Family history can be an indicator of a potential gene mutation, though many people who have mutations do not have a significant family history of breast or ovarian cancer.[5, 6, 7] In addition to a personal history of male breast cancer, men who have a family history of breast or ovarian cancer have a higher likelihood of having a BRCA1, BRCA2 or other gene mutation. It is therefore important to know one’s family history of cancer. Seeing family over the holidays can be a good opportunity to speak with relatives about their history of cancer and other diseases.
Alan Blassberg, a BRCA2 gene mutation carrier, shares his story
Alan’s grandmother on his mother’s side passed away from breast cancer. His mother’s sister passed away from ovarian cancer. Both of his father’s parents passed away from colon cancer. His sister, Sammy, was diagnosed with breast cancer and passed away at the age of 49. Before her passing, she was tested for genetic mutations that could help explain her personal and family history of cancer. She was found to have a BRCA2 gene mutation. Alan’s other sister, Lisa, did not have cancer but had genetic testing and was found to have the same BRCA2 gene mutation. Lisa’s doctor told her that the men in the family, in addition to the women, should consider testing.
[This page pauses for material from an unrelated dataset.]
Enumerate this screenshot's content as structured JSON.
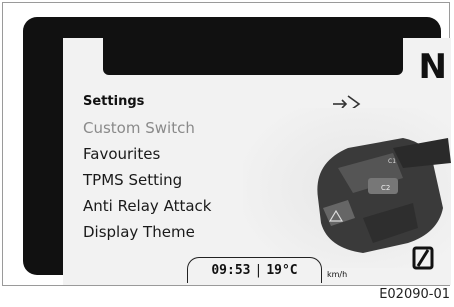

If they had the mutation that ran in the family, they would be at increased risk of male breast cancer, prostate cancer, pancreatic cancer and melanoma. Additionally, they could pass the mutation onto their children. No one had previously shared this information about male cancer risk and inheritance with Alan and his family.
Deciding whether to get tested was difficult for Alan. On one hand, he did not want to face the reality that he may be at increased risk of developing cancer; however, he felt that it would be empowering to have this knowledge. Ultimately, he decided that ignoring the potential risk was not the right choice for him.
About a year after his sister Sammy’s death, Alan learned that he also has the BRCA2 gene mutation that runs in his family. His girlfriend, who is a two-time cancer survivor, took him to meet her doctor so he could ask questions and learn more about BRCA2. Everything in the office was pink. The questionnaire he filled out was for a woman, with questions about when he had his first period. The doctor validated the fact that many people don’t consider their father’s family history, despite the fact that half of all BRCA1 and BRCA2 gene mutations are equally likely to come from the father’s side of the family. Neither of Alan’s parents have undergone testing, so at this time, it is uncertain which side of the family the mutation comes from.
Alan now does regular screening for male breast cancer and other cancers associated with mutations in the BRCA2 gene. He feels grateful to know this information and hopes that more of his relatives will learn their genetic status. Alan explains, “I felt very empowered by learning this information and I want others to have the same option.” As a director and producer, he created a film about hereditary breast cancer and how it affects men, women and their loved ones. You can watch the Pink and Blue trailer here and look for a movie screening near you.
As Alan’s story highlights, family history and genetic testing are relevant and informative for men as well as women. Both are equally likely to have a mutation that increases risk for breast, ovarian and other types of cancer. When a man learns that he has a mutation that increases his risk for cancer, this information can help him as well as relatives who may want to learn if they have the same mutation. With genetic testing becoming more affordable and accessible, it is now possible for more individuals to learn empowering genetic information and work with their healthcare providers on a personalized plan based on this information.
Resources to learn more:Health And Wellness